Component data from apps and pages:
»»

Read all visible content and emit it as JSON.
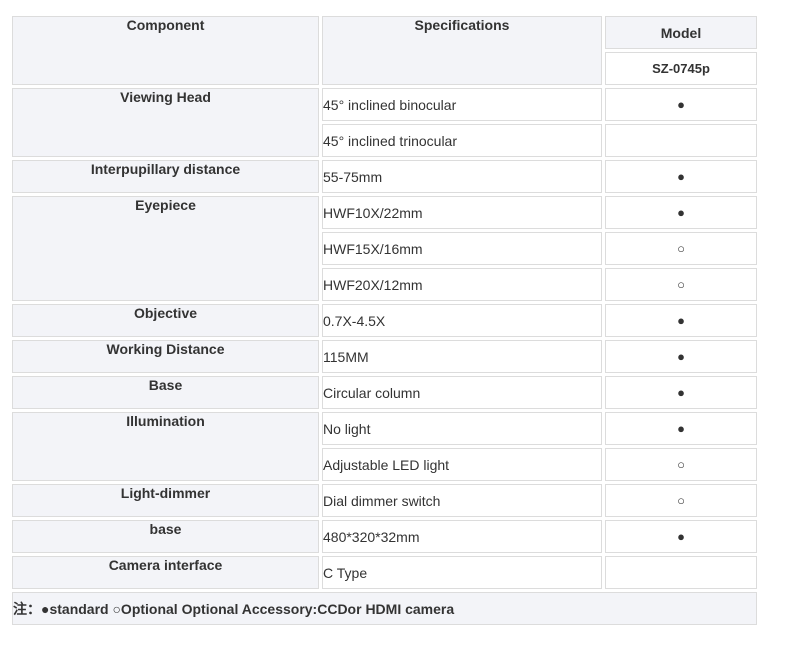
{
  "header": {
    "component": "Component",
    "specifications": "Specifications",
    "model": "Model",
    "model_name": "SZ-0745p"
  },
  "rows": {
    "viewing_head": {
      "label": "Viewing Head",
      "opts": [
        {
          "spec": "45° inclined binocular",
          "mark": "●"
        },
        {
          "spec": "45° inclined trinocular",
          "mark": ""
        }
      ]
    },
    "interpupillary": {
      "label": "Interpupillary distance",
      "spec": "55-75mm",
      "mark": "●"
    },
    "eyepiece": {
      "label": "Eyepiece",
      "opts": [
        {
          "spec": "HWF10X/22mm",
          "mark": "●"
        },
        {
          "spec": "HWF15X/16mm",
          "mark": "○"
        },
        {
          "spec": "HWF20X/12mm",
          "mark": "○"
        }
      ]
    },
    "objective": {
      "label": "Objective",
      "spec": "0.7X-4.5X",
      "mark": "●"
    },
    "working_distance": {
      "label": "Working Distance",
      "spec": "115MM",
      "mark": "●"
    },
    "base": {
      "label": "Base",
      "spec": "Circular column",
      "mark": "●"
    },
    "illumination": {
      "label": "Illumination",
      "opts": [
        {
          "spec": "No light",
          "mark": "●"
        },
        {
          "spec": "Adjustable LED light",
          "mark": "○"
        }
      ]
    },
    "light_dimmer": {
      "label": "Light-dimmer",
      "spec": "Dial dimmer switch",
      "mark": "○"
    },
    "base2": {
      "label": "base",
      "spec": "480*320*32mm",
      "mark": "●"
    },
    "camera": {
      "label": "Camera interface",
      "spec": "C Type",
      "mark": ""
    }
  },
  "note": "注：●standard ○Optional Optional Accessory:CCDor HDMI camera"
}
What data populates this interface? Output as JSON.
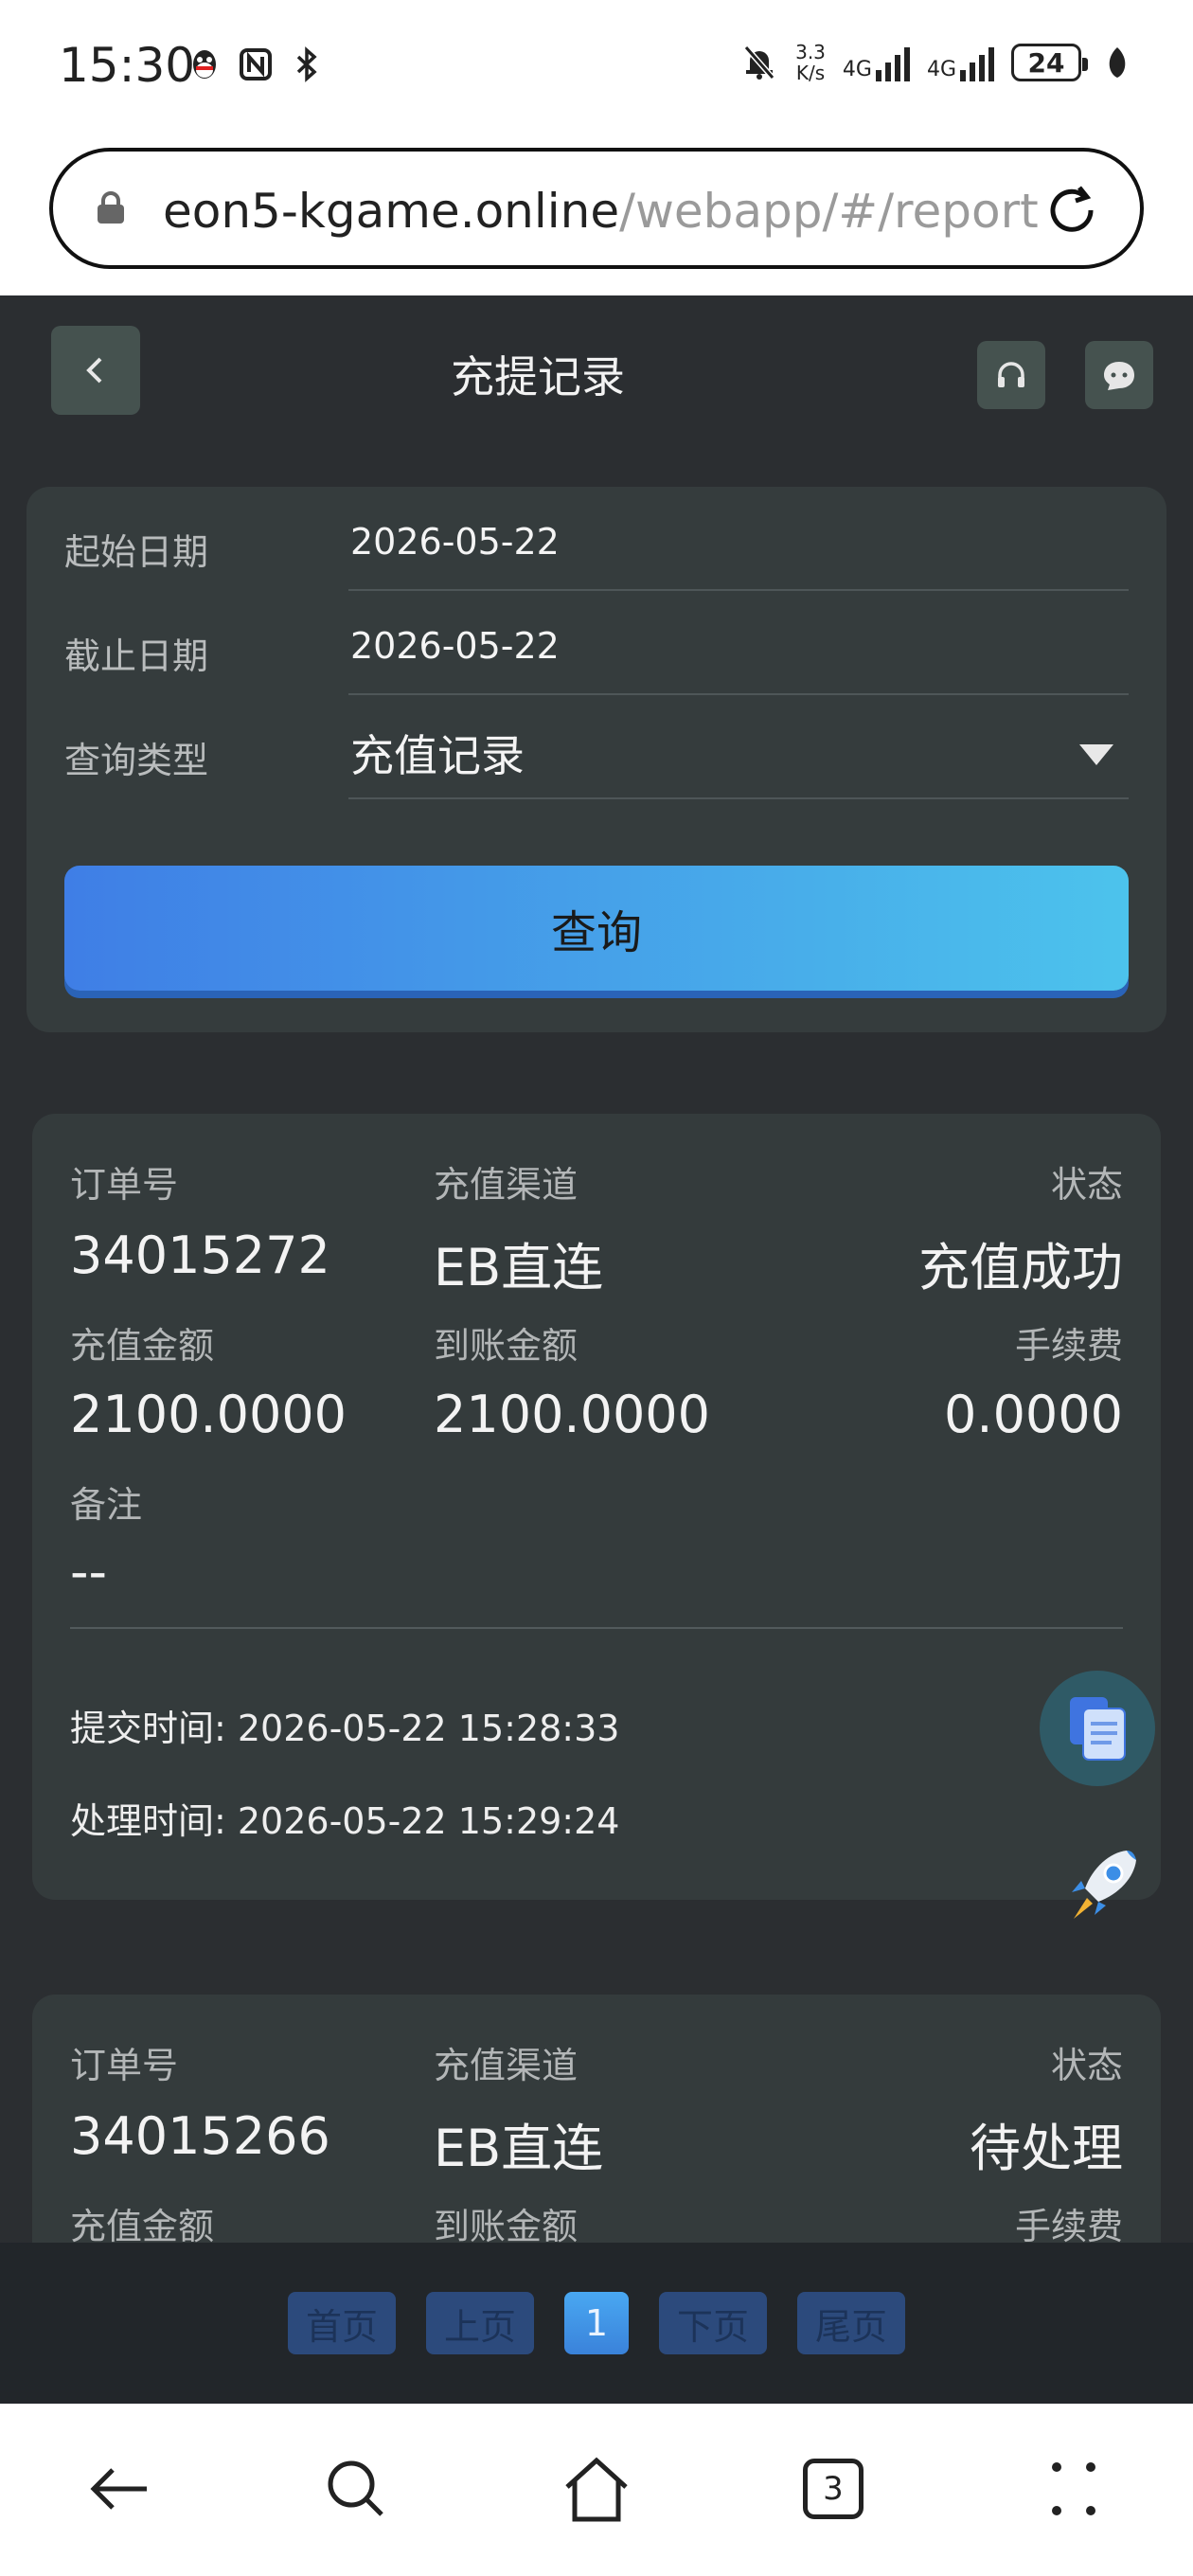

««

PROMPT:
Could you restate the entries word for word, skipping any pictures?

WRITTEN REPLY:
Read all visible content and emit it as JSON.
{
  "header": {
    "component": "Component",
    "specifications": "Specifications",
    "model": "Model",
    "model_name": "SZ-0745p"
  },
  "rows": {
    "viewing_head": {
      "label": "Viewing Head",
      "opts": [
        {
          "spec": "45° inclined binocular",
          "mark": "●"
        },
        {
          "spec": "45° inclined trinocular",
          "mark": ""
        }
      ]
    },
    "interpupillary": {
      "label": "Interpupillary distance",
      "spec": "55-75mm",
      "mark": "●"
    },
    "eyepiece": {
      "label": "Eyepiece",
      "opts": [
        {
          "spec": "HWF10X/22mm",
          "mark": "●"
        },
        {
          "spec": "HWF15X/16mm",
          "mark": "○"
        },
        {
          "spec": "HWF20X/12mm",
          "mark": "○"
        }
      ]
    },
    "objective": {
      "label": "Objective",
      "spec": "0.7X-4.5X",
      "mark": "●"
    },
    "working_distance": {
      "label": "Working Distance",
      "spec": "115MM",
      "mark": "●"
    },
    "base": {
      "label": "Base",
      "spec": "Circular column",
      "mark": "●"
    },
    "illumination": {
      "label": "Illumination",
      "opts": [
        {
          "spec": "No light",
          "mark": "●"
        },
        {
          "spec": "Adjustable LED light",
          "mark": "○"
        }
      ]
    },
    "light_dimmer": {
      "label": "Light-dimmer",
      "spec": "Dial dimmer switch",
      "mark": "○"
    },
    "base2": {
      "label": "base",
      "spec": "480*320*32mm",
      "mark": "●"
    },
    "camera": {
      "label": "Camera interface",
      "spec": "C Type",
      "mark": ""
    }
  },
  "note": "注：●standard ○Optional Optional Accessory:CCDor HDMI camera"
}
What data populates this interface? Output as JSON.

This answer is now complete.